Create a Safe Space
The holidays can be loud and crowded, filled with lots of new sights, sounds, and smells. Be sure to create a safe place for your child to escape to whenever they need a break or begin to feel overwhelmed.
This safe space can be a bedroom or corner of a room, whatever is available and makes sense for your child’s needs. Make sure your child knows where this space is. Leave comforting and regulating items in this area so they are easily accessible to your child.
Be Mindful of Noise & Decorations
With bright lights, lots of decorations, and holiday music, the holidays can easily be a sensory overload for a child on the autism spectrum. Having people over, especially a large group, can increase the amount of new sensory input.
If your child is easily overstimulated try to limit the decorations, lights, music, and scented candles around your home during the holidays.
To limit the chances of your child getting overwhelmed you may want to consider decorating your home gradually and letting your child help.
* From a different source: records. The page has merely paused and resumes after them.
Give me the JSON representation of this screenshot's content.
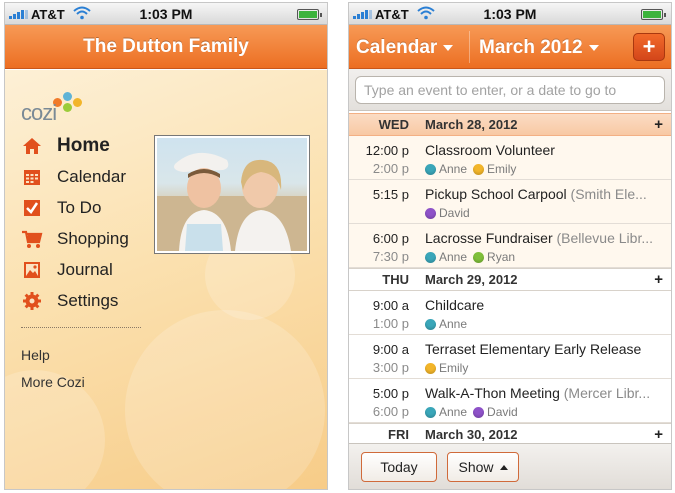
{
  "status": {
    "carrier": "AT&T",
    "time": "1:03 PM"
  },
  "left": {
    "title": "The Dutton Family",
    "logo": "cozi",
    "menu": [
      {
        "label": "Home",
        "icon": "home-icon"
      },
      {
        "label": "Calendar",
        "icon": "calendar-icon"
      },
      {
        "label": "To Do",
        "icon": "checkbox-icon"
      },
      {
        "label": "Shopping",
        "icon": "cart-icon"
      },
      {
        "label": "Journal",
        "icon": "journal-icon"
      },
      {
        "label": "Settings",
        "icon": "gear-icon"
      }
    ],
    "secondary": [
      "Help",
      "More Cozi"
    ]
  },
  "right": {
    "view_dropdown": "Calendar",
    "month_dropdown": "March 2012",
    "add_label": "+",
    "search_placeholder": "Type an event to enter, or a date to go to",
    "days": [
      {
        "dow": "WED",
        "date": "March 28, 2012",
        "today": true,
        "events": [
          {
            "start": "12:00 p",
            "end": "2:00 p",
            "title": "Classroom Volunteer",
            "location": "",
            "people": [
              {
                "name": "Anne",
                "color": "#3aa6b9"
              },
              {
                "name": "Emily",
                "color": "#f2b52a"
              }
            ]
          },
          {
            "start": "5:15 p",
            "end": "",
            "title": "Pickup School Carpool",
            "location": "(Smith Ele...",
            "people": [
              {
                "name": "David",
                "color": "#8e52c8"
              }
            ]
          },
          {
            "start": "6:00 p",
            "end": "7:30 p",
            "title": "Lacrosse Fundraiser",
            "location": "(Bellevue Libr...",
            "people": [
              {
                "name": "Anne",
                "color": "#3aa6b9"
              },
              {
                "name": "Ryan",
                "color": "#7fbf3a"
              }
            ]
          }
        ]
      },
      {
        "dow": "THU",
        "date": "March 29, 2012",
        "today": false,
        "events": [
          {
            "start": "9:00 a",
            "end": "1:00 p",
            "title": "Childcare",
            "location": "",
            "people": [
              {
                "name": "Anne",
                "color": "#3aa6b9"
              }
            ]
          },
          {
            "start": "9:00 a",
            "end": "3:00 p",
            "title": "Terraset Elementary Early Release",
            "location": "",
            "people": [
              {
                "name": "Emily",
                "color": "#f2b52a"
              }
            ]
          },
          {
            "start": "5:00 p",
            "end": "6:00 p",
            "title": "Walk-A-Thon Meeting",
            "location": "(Mercer Libr...",
            "people": [
              {
                "name": "Anne",
                "color": "#3aa6b9"
              },
              {
                "name": "David",
                "color": "#8e52c8"
              }
            ]
          }
        ]
      },
      {
        "dow": "FRI",
        "date": "March 30, 2012",
        "today": false,
        "events": []
      }
    ],
    "day_add_label": "+",
    "bottom": {
      "today_label": "Today",
      "show_label": "Show"
    }
  }
}
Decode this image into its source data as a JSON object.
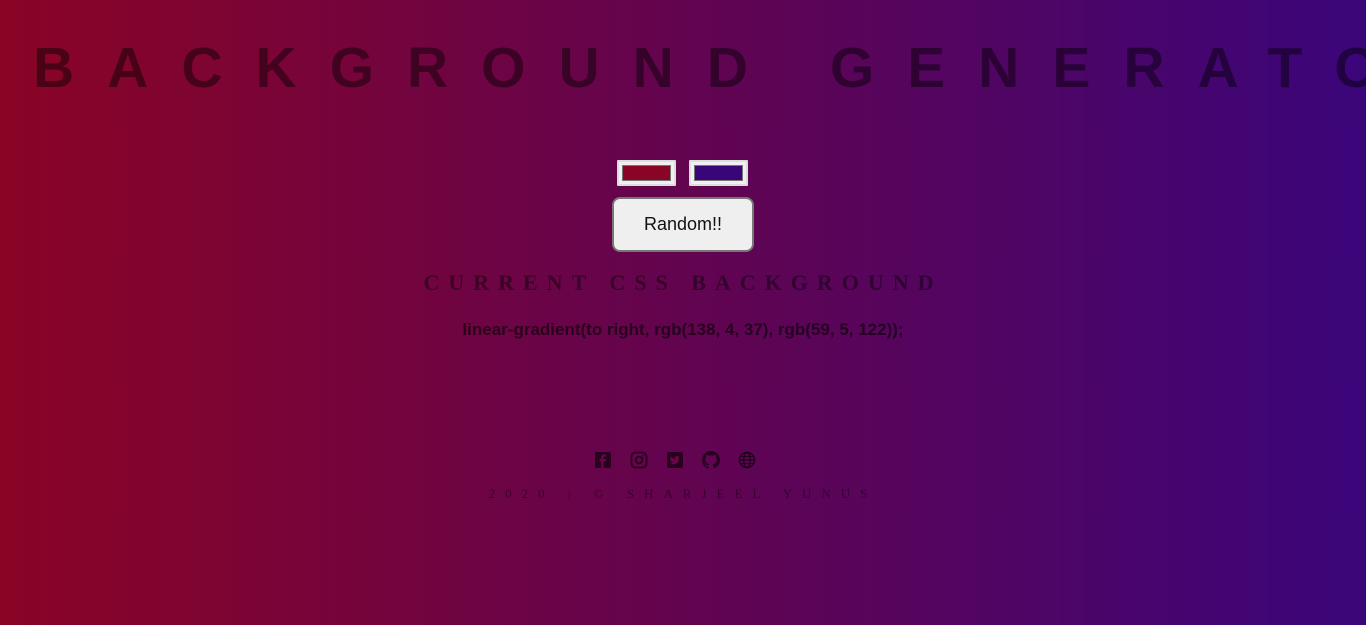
{
  "header": {
    "title": "BACKGROUND GENERATOR"
  },
  "pickers": {
    "color1": "#8a0425",
    "color2": "#3b057a"
  },
  "random_button": {
    "label": "Random!!"
  },
  "current": {
    "heading": "CURRENT CSS BACKGROUND",
    "value": "linear-gradient(to right, rgb(138, 4, 37), rgb(59, 5, 122));"
  },
  "socials": [
    "facebook-icon",
    "instagram-icon",
    "twitter-icon",
    "github-icon",
    "globe-icon"
  ],
  "footer": {
    "text": "2020 | © SHARJEEL YUNUS"
  }
}
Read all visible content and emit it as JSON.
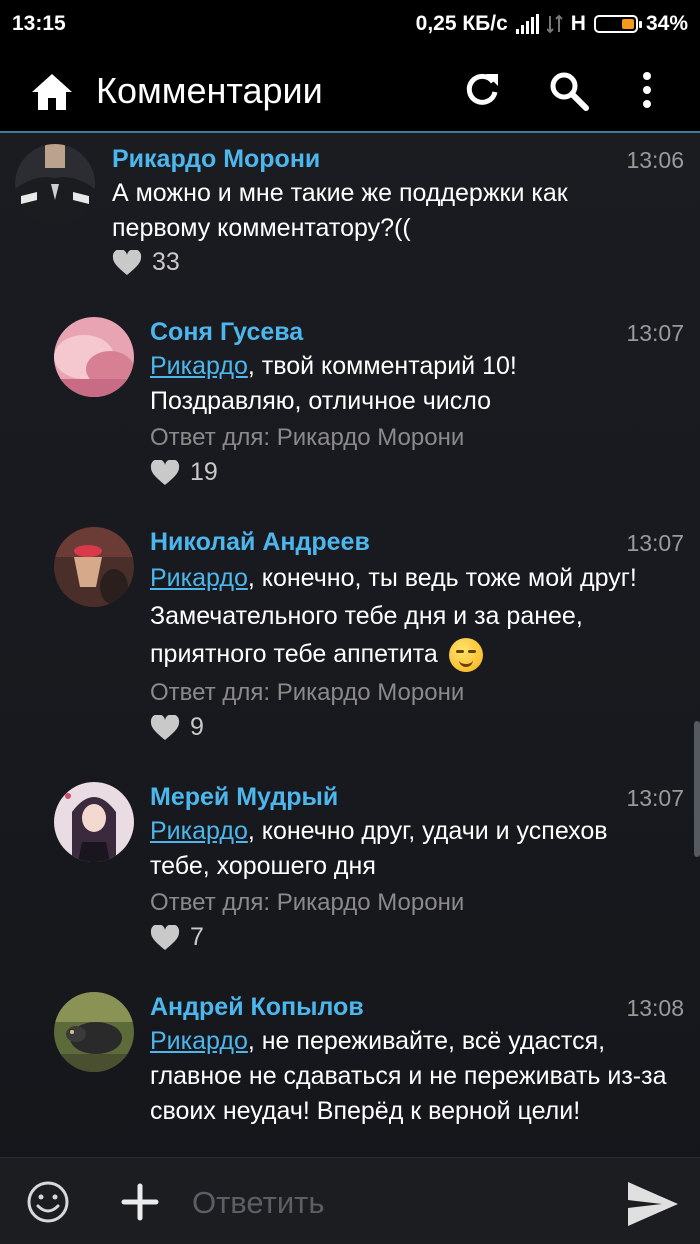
{
  "status": {
    "time": "13:15",
    "speed": "0,25 КБ/с",
    "network": "H",
    "battery": "34%"
  },
  "appbar": {
    "title": "Комментарии",
    "icons": [
      "home-icon",
      "refresh-icon",
      "search-icon",
      "more-vert-icon"
    ]
  },
  "comments": [
    {
      "author": "Рикардо Морони",
      "time": "13:06",
      "text": "А можно и мне такие же поддержки как первому комментатору?((",
      "likes": "33"
    },
    {
      "author": "Соня Гусева",
      "time": "13:07",
      "mention": "Рикардо",
      "text": ", твой комментарий 10! Поздравляю, отличное число",
      "reply_to": "Ответ для: Рикардо Морони",
      "likes": "19"
    },
    {
      "author": "Николай Андреев",
      "time": "13:07",
      "mention": "Рикардо",
      "text": ", конечно, ты ведь тоже мой друг! Замечательного тебе дня и за ранее, приятного тебе аппетита",
      "emoji": "smirk-emoji",
      "reply_to": "Ответ для: Рикардо Морони",
      "likes": "9"
    },
    {
      "author": "Мерей Мудрый",
      "time": "13:07",
      "mention": "Рикардо",
      "text": ", конечно друг, удачи и успехов тебе, хорошего дня",
      "reply_to": "Ответ для: Рикардо Морони",
      "likes": "7"
    },
    {
      "author": "Андрей Копылов",
      "time": "13:08",
      "mention": "Рикардо",
      "text": ", не переживайте, всё удастся, главное не сдаваться и не переживать из-за своих неудач! Вперёд к верной цели!"
    }
  ],
  "composer": {
    "placeholder": "Ответить"
  },
  "colors": {
    "accent": "#4db6ec",
    "background": "#181a1f",
    "bar": "#000000"
  }
}
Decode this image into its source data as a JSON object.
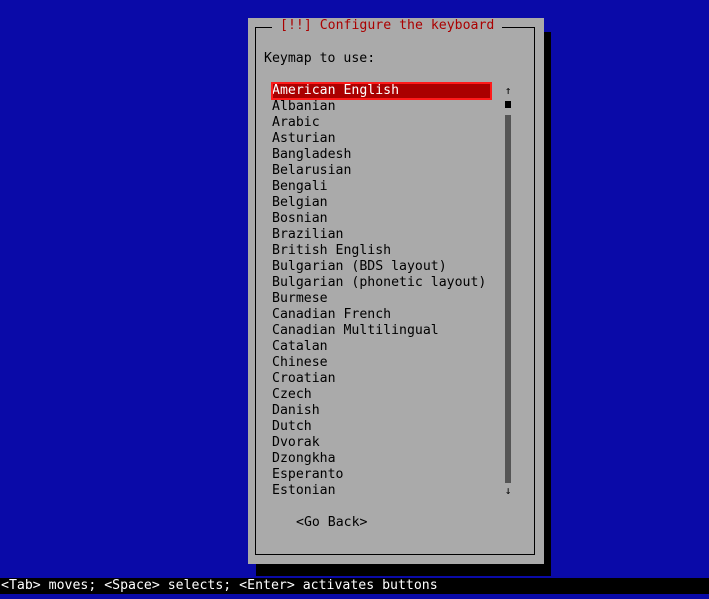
{
  "dialog": {
    "title": "[!!] Configure the keyboard",
    "prompt": "Keymap to use:",
    "go_back_label": "<Go Back>"
  },
  "keymaps": {
    "selected_index": 0,
    "items": [
      "American English",
      "Albanian",
      "Arabic",
      "Asturian",
      "Bangladesh",
      "Belarusian",
      "Bengali",
      "Belgian",
      "Bosnian",
      "Brazilian",
      "British English",
      "Bulgarian (BDS layout)",
      "Bulgarian (phonetic layout)",
      "Burmese",
      "Canadian French",
      "Canadian Multilingual",
      "Catalan",
      "Chinese",
      "Croatian",
      "Czech",
      "Danish",
      "Dutch",
      "Dvorak",
      "Dzongkha",
      "Esperanto",
      "Estonian"
    ]
  },
  "scrollbar": {
    "up_icon": "↑",
    "down_icon": "↓"
  },
  "statusbar": {
    "text": "<Tab> moves; <Space> selects; <Enter> activates buttons"
  },
  "colors": {
    "background": "#0a0aa8",
    "dialog": "#aaaaaa",
    "title": "#aa0000",
    "selection": "#aa0000",
    "selection_border": "#ff1a1a"
  }
}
This can turn decorating into a fun activity for your child. And by decorating gradually, your child will have the opportunity to slowly adjust to the changes in the home’s decor. Their participation can also help you gauge when enough is enough. Some children like lots of decorations, while others may not.
Provide a Variety of Food Options
The holiday season is often filled with a lot of delicious foods, that many of us do not eat on a regular basis. Things like roast turkey, cranberry sauce, pumpkin pie, and so much more are common holiday staples, but your child may not be familiar with them.
Get your child involved in planning the holiday menu. This may make them more interested in trying new foods and will give them an idea of what to expect. You’ll want to make sure that you include a variety of safe foods for your child and be sure to have snacks you know they like on hand.
As a bonus, if you can, test-run some of the new holiday dishes with your child before the big day. They may discover they really love something unexpected.
Entertainment & Activities
Holiday family gatherings are a great time to catch up, reminisce, and make new memories with loved ones, but for kids, the night can drag on. Help your child fend off boredom by making sure they have a variety of entertaining activities to choose from.
If there will be a lot of kids, think about putting on holiday movies and having things like coloring books and toys to share out for them. Do the children in your family enjoy video games? Consider designating a room as the “game room.”
Keep Things Comfortable
There is already a lot going on, with all the family members, new foods, and new decorations, so having your child dress in uncomfortable “fancy” clothes isn’t always necessary. Consider making your holiday family gatherings casual. Allow people to come in clothes that they are most comfortable in or possibly take it a step further and make your family gathering holiday pajama themed.
If visiting family during the holidays
It’s easier to control the holiday gatherings when you are the host, but what if you need to travel this holiday season?
Here are some things you can do to help make sure your family’s holiday gatherings are accessible for your child with autism (even when you’re not in charge):
- Discuss your child’s needs with the host. Explain any sensitivities or triggers your child may have.
- If your child has never been to this relative’s home, or place where the gathering is happening, ask for photos in advance. This can help your child prepare for what the place will look like and what to expect. If there will be new people there as well, sharing photos of them too can be very helpful.
- Ask the host about designating a safe space or quiet spot for your child to escape to when they need a break. This could be a bedroom or even the corner of a room. Make sure your child knows where to go and supply the space with comforting items like noise-canceling headphones, weighted blankets, fidget toys, and anything else your child may need.
- If your child is easily overstimulated, ask the host about their decorations. Possibly suggest that they don’t play holiday music in the background or request that they keep it at a lower volume.
- Ask about the menu in advance and possibly volunteer to bring a dish or two that you know your child will enjoy. Also, be sure to pack a variety of snacks.
- Don’t be afraid to skip an event or leave early if your child is uncomfortable. Not all hosts will be able to accommodate your child’s needs and even with the best effort they may still become dysregulated.
For more holiday tips be sure to check out the Opya Blog!